**** Provided entries

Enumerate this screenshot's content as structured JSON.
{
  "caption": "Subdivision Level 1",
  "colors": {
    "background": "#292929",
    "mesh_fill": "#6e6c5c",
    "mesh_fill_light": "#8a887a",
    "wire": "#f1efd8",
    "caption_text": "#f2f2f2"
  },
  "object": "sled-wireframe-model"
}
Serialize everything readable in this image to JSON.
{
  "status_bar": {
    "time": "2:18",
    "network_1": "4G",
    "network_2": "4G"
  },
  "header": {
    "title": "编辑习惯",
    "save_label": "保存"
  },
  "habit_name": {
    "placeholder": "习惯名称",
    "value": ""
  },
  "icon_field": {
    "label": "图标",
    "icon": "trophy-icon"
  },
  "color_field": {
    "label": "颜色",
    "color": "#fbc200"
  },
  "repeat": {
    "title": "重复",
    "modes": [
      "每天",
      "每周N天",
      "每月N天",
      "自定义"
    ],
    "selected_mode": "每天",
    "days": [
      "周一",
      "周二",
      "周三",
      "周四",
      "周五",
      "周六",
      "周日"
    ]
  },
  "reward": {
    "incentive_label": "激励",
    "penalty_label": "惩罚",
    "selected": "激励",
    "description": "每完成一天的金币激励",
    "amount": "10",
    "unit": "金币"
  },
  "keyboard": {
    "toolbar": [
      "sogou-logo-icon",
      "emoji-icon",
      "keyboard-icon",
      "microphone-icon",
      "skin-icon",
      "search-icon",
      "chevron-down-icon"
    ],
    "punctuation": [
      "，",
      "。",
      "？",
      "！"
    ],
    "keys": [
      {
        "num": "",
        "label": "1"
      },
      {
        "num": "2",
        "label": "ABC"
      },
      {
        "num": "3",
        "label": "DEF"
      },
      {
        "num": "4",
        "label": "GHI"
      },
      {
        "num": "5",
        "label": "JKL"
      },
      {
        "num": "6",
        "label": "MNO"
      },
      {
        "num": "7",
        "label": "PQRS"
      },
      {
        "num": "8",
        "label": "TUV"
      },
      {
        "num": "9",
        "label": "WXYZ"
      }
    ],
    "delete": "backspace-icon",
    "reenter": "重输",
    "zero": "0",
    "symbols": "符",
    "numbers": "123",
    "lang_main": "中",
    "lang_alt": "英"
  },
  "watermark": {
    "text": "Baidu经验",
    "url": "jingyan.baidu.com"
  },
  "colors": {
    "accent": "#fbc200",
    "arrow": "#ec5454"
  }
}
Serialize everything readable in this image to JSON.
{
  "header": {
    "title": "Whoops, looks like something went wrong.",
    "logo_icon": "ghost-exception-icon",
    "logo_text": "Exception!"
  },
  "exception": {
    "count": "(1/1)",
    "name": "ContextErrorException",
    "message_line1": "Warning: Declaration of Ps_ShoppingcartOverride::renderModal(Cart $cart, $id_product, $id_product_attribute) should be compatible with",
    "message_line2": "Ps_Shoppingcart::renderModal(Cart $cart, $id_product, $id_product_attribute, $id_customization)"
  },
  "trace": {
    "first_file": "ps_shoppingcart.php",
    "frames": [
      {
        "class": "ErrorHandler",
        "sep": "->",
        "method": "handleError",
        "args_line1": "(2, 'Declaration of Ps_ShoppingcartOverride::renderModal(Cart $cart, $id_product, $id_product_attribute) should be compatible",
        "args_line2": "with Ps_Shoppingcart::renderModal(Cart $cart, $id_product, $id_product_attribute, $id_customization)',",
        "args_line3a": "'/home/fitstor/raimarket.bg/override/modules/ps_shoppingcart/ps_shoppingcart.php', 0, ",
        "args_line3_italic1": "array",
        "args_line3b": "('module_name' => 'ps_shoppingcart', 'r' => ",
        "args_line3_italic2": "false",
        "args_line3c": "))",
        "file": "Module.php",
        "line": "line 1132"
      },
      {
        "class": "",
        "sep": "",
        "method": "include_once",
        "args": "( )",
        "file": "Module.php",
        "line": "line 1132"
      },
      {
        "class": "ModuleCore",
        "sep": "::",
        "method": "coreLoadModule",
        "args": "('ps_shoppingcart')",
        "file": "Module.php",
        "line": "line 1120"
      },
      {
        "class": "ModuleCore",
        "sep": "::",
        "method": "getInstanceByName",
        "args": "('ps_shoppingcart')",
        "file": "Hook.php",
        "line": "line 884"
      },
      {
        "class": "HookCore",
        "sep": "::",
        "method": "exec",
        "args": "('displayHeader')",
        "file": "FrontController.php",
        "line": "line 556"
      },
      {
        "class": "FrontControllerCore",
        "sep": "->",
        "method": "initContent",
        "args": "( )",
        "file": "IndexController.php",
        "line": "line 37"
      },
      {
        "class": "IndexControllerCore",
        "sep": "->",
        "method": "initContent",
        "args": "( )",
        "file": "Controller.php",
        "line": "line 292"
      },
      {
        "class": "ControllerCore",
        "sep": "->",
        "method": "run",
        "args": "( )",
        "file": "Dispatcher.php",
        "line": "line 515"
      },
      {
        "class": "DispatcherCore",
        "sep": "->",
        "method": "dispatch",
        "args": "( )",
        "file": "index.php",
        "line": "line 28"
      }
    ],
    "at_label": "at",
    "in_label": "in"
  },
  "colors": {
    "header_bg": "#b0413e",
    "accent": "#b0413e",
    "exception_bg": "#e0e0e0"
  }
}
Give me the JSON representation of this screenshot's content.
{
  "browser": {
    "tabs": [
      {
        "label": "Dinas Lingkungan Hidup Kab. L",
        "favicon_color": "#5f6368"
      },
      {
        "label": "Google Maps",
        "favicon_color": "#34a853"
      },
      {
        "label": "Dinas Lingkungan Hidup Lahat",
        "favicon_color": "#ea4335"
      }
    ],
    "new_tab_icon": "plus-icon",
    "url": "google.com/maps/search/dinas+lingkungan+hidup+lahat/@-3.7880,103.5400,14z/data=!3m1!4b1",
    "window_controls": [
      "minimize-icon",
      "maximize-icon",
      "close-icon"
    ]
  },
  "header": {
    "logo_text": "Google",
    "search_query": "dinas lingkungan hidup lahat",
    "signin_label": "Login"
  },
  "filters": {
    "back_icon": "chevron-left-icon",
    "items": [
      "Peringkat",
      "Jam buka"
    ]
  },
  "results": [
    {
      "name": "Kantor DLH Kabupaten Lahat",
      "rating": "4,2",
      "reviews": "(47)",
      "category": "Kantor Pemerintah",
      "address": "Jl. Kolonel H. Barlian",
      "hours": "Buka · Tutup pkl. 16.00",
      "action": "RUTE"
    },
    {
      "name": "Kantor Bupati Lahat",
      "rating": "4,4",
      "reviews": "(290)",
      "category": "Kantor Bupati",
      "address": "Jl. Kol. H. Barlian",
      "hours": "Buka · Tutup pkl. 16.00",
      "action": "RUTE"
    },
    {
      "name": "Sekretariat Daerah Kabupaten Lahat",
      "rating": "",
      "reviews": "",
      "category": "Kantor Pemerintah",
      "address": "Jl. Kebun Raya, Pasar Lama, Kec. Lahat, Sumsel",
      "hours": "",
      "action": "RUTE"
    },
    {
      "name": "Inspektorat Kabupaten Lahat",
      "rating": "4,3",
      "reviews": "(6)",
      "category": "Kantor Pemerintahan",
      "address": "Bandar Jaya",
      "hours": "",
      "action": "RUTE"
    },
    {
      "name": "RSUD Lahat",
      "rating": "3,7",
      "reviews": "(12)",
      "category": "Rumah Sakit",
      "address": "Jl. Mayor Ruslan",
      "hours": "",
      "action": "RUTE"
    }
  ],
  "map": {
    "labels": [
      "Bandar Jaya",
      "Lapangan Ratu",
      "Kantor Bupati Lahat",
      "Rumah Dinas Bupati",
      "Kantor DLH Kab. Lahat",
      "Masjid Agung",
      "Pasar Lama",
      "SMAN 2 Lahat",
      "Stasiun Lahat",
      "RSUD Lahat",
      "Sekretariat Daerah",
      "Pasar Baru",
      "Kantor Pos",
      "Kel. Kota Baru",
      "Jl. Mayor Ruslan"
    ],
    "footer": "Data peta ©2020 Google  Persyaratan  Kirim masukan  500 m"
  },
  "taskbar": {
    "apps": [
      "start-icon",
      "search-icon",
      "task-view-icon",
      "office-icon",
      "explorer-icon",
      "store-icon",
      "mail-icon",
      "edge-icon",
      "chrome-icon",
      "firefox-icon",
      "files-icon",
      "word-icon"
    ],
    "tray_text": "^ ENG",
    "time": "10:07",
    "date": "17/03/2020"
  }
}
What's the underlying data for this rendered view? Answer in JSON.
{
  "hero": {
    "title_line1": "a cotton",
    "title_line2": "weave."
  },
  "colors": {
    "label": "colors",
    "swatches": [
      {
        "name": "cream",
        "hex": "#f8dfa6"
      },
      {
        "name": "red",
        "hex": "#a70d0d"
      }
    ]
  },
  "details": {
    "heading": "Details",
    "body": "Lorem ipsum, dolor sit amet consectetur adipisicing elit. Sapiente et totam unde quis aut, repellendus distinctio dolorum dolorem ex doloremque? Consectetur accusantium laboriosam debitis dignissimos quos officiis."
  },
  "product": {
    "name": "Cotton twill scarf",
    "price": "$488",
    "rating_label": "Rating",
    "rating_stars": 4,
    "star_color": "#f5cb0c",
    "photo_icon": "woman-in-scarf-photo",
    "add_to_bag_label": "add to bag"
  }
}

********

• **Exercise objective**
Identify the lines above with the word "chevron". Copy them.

• **Answer for this exercise**
      "chevron-down-icon"
    "back_icon": "chevron-left-icon",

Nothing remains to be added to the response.